What should employers be doing now?
The Attorney General’s Office has scheduled six public hearings to discuss the proposed regulations at various locations across the Commonwealth between May 18th and June 5th. Additionally, written comments may be submitted to the Attorney General through June 10th. After this public comment period, the Attorney General’s Office will adopt final regulations. It is possible that the final regulations will differ from the proposed regulations discussed above.
In the interim, employers should consider the steps they need to take to comply with the new law.

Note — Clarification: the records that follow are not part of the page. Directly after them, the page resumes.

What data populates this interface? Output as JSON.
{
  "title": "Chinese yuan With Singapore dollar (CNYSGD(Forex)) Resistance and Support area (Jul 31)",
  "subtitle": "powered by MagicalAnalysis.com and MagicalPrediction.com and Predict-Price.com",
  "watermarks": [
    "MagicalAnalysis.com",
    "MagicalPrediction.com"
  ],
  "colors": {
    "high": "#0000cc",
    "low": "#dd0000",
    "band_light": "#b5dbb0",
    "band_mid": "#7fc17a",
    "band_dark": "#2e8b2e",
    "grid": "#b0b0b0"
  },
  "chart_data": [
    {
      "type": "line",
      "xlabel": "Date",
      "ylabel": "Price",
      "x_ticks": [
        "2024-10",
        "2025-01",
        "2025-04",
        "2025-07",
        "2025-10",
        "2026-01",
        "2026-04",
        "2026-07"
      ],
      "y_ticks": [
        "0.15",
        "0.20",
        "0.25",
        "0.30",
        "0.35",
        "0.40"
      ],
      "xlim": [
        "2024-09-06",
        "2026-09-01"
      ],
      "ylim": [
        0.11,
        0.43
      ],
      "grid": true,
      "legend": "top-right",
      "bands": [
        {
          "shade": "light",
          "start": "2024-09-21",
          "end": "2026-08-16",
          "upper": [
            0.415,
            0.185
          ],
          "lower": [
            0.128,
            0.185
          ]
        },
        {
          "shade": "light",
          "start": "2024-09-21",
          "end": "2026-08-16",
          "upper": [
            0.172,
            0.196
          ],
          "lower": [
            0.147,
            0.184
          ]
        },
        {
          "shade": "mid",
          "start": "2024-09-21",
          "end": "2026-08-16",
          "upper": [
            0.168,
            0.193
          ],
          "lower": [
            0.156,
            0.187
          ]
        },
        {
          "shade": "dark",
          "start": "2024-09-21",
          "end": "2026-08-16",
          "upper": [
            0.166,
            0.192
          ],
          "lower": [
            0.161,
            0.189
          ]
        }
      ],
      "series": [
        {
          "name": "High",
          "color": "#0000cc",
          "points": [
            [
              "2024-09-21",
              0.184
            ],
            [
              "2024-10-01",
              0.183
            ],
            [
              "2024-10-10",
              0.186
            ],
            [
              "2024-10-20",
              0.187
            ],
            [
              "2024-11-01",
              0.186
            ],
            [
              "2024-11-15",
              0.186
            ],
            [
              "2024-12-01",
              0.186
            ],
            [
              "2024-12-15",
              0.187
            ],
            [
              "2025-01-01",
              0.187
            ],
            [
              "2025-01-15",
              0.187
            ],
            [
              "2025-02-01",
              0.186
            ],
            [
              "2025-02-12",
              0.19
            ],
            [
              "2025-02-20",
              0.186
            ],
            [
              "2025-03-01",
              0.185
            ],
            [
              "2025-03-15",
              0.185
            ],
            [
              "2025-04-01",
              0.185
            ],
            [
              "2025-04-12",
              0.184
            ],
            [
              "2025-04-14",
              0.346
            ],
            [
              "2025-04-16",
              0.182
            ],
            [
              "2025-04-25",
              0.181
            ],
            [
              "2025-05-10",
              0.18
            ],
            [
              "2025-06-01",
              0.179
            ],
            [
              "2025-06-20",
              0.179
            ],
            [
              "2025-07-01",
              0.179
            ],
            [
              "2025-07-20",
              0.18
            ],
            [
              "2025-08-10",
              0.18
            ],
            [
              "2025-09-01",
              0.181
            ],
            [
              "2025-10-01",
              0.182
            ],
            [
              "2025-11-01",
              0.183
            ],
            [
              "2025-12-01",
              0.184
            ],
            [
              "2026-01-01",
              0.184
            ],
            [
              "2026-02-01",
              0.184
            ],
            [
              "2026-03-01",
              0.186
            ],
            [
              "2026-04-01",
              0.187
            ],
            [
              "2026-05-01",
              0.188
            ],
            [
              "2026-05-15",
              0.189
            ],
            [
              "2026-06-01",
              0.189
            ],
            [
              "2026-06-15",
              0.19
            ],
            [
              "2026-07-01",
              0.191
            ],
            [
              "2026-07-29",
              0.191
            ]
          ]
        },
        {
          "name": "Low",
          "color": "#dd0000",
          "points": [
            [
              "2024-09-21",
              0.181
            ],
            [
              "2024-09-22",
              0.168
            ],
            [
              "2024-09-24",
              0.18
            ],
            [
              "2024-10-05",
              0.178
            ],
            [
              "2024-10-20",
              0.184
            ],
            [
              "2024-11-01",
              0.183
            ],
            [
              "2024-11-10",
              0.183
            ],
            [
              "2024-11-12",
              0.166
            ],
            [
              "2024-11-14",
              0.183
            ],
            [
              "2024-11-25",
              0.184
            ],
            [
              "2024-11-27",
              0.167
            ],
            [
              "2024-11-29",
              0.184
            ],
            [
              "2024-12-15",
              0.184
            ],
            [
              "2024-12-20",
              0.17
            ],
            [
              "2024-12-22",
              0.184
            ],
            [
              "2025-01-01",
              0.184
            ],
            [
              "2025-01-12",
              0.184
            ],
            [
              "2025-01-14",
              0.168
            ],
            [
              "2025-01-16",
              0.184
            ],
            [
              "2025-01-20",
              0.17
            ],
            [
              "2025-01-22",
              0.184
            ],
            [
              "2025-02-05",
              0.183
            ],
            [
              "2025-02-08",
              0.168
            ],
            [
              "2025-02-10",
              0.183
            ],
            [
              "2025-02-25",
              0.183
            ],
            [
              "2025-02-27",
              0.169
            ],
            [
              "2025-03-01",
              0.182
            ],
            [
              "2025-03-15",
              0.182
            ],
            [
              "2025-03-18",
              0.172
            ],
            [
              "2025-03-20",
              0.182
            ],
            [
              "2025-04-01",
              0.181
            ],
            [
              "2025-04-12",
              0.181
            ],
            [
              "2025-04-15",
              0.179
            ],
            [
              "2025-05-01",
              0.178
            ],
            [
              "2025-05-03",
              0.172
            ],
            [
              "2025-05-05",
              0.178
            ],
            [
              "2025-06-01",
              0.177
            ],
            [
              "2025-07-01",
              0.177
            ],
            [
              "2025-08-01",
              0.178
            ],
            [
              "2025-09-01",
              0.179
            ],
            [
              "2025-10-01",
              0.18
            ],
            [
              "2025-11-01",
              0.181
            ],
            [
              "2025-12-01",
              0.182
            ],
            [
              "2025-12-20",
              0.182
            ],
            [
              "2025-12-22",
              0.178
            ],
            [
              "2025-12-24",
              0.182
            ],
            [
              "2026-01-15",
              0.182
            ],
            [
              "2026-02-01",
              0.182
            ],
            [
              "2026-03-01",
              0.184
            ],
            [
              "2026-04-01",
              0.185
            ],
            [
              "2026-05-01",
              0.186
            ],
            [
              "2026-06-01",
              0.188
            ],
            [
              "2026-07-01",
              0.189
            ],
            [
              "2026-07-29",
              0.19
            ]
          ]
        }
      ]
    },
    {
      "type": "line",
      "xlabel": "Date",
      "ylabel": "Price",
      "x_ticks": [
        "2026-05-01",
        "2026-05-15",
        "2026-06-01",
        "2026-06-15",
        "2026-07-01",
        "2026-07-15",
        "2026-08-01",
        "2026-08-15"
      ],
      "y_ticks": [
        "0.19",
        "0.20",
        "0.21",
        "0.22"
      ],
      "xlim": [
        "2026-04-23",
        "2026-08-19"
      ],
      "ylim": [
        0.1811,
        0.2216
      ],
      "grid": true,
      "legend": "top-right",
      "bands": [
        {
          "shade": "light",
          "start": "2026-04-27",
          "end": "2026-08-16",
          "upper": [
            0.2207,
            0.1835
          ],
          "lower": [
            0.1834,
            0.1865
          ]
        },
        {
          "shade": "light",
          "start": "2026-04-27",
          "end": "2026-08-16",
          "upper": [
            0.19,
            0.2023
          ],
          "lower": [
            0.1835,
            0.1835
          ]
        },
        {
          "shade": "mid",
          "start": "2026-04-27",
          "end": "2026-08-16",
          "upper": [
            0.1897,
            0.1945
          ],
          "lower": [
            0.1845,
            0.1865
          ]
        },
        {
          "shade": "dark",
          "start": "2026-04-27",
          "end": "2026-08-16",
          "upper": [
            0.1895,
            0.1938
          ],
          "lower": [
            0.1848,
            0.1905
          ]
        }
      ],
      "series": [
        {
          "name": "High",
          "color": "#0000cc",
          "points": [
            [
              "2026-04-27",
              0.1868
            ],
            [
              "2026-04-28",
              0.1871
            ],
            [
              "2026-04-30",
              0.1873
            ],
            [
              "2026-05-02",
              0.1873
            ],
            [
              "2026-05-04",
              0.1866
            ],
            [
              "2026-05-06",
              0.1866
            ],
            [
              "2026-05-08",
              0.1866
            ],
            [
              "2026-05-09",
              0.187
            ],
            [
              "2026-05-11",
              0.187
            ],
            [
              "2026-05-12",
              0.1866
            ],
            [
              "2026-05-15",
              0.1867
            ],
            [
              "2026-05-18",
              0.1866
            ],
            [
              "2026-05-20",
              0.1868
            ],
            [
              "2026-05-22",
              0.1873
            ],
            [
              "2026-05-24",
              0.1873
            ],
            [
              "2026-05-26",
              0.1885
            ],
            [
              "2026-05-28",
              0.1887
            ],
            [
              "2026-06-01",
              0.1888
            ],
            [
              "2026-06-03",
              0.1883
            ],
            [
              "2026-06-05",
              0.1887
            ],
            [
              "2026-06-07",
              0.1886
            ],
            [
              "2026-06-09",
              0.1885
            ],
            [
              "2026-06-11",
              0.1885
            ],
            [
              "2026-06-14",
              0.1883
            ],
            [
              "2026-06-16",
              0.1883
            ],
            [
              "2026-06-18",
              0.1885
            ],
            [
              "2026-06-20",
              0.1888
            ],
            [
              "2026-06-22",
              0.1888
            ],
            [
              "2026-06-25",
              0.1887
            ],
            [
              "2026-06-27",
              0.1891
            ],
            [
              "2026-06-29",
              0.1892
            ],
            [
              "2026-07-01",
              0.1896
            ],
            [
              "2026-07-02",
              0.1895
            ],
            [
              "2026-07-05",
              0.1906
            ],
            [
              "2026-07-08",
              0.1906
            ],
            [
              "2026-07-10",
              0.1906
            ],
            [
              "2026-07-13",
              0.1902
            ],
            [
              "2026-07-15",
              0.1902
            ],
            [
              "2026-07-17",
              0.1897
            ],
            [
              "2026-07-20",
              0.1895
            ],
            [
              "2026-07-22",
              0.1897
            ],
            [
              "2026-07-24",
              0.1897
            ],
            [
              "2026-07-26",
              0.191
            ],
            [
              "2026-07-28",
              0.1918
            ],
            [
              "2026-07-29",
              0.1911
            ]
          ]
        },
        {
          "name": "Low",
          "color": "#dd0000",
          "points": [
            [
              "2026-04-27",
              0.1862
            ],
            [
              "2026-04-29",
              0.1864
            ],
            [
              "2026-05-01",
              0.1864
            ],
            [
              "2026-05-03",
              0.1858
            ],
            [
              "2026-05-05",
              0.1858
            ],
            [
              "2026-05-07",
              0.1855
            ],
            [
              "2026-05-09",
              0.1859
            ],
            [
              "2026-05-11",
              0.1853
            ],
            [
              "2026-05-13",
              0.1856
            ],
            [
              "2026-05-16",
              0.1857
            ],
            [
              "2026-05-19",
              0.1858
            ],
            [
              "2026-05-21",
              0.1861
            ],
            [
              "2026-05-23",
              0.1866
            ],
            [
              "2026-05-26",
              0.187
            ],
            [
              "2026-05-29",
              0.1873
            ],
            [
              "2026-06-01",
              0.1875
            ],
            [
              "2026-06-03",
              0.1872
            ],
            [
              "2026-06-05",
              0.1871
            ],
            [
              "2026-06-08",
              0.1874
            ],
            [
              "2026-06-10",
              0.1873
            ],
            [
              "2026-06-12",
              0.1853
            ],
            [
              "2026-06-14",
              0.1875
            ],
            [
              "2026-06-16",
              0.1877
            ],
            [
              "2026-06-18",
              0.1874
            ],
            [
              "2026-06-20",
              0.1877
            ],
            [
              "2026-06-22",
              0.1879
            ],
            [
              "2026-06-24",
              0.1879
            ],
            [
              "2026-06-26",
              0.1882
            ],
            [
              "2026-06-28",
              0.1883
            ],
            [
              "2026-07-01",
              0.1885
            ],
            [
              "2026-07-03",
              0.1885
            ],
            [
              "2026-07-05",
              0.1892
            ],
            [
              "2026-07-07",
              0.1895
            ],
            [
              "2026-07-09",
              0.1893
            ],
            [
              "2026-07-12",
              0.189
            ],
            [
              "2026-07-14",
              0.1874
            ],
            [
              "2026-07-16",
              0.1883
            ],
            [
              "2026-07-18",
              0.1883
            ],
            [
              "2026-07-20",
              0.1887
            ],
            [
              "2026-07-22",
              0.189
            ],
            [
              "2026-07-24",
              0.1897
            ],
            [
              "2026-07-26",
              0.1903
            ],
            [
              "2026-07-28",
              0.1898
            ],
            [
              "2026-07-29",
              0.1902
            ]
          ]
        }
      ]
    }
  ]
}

Among other things, employers should consider:
- Reviewing or adopting a notification system that employees will use to communicate absences, including absences triggered by the need to use sick leave.
- Determining whether employees will be entitled to paid versus unpaid sick leave when the law takes effect, based on the 11-employee threshold as interpreted by the proposed regulations.
- Reviewing and revising, if necessary, paid sick leave and/or PTO policies and procedures to ensure they meet the law’s requirements, including a review of carryover, cap and usage provisions, as well as policies governing attendance and anti-retaliation.
- Reviewing and revising, if necessary, any bonus programs that are tied to attendance.
- Ensuring that they have appropriate systems in place to calculate and track earned and used sick time.
- Training supervisory and managerial employees, and HR and payroll personnel, on the new law’s requirements.
Employers should consult with experienced employment counsel when addressing these issues. Littler Mendelson is holding a free Breakfast Briefing on June 5, 2015 in Burlington, Massachusetts to discuss the new sick leave law, as well as other new federal and state employment laws.
1 See Adam Forman, Christopher Kaczmarek, and Carie Torrence, Massachusetts Voters Approve Paid Sick Leave Law, Littler ASAP (Nov. 7, 2014).
Adam Forman and Christopher Kaczmarek are Shareholders, and Carie Torrence is of Counsel, in Littler’s Boston office. If you would like further information, please contact your Littler attorney at 1.888.Littler, email@example.com, Mr. Forman at firstname.lastname@example.org, Mr. Kaczmarek at email@example.com, or Ms. Torrence at firstname.lastname@example.org.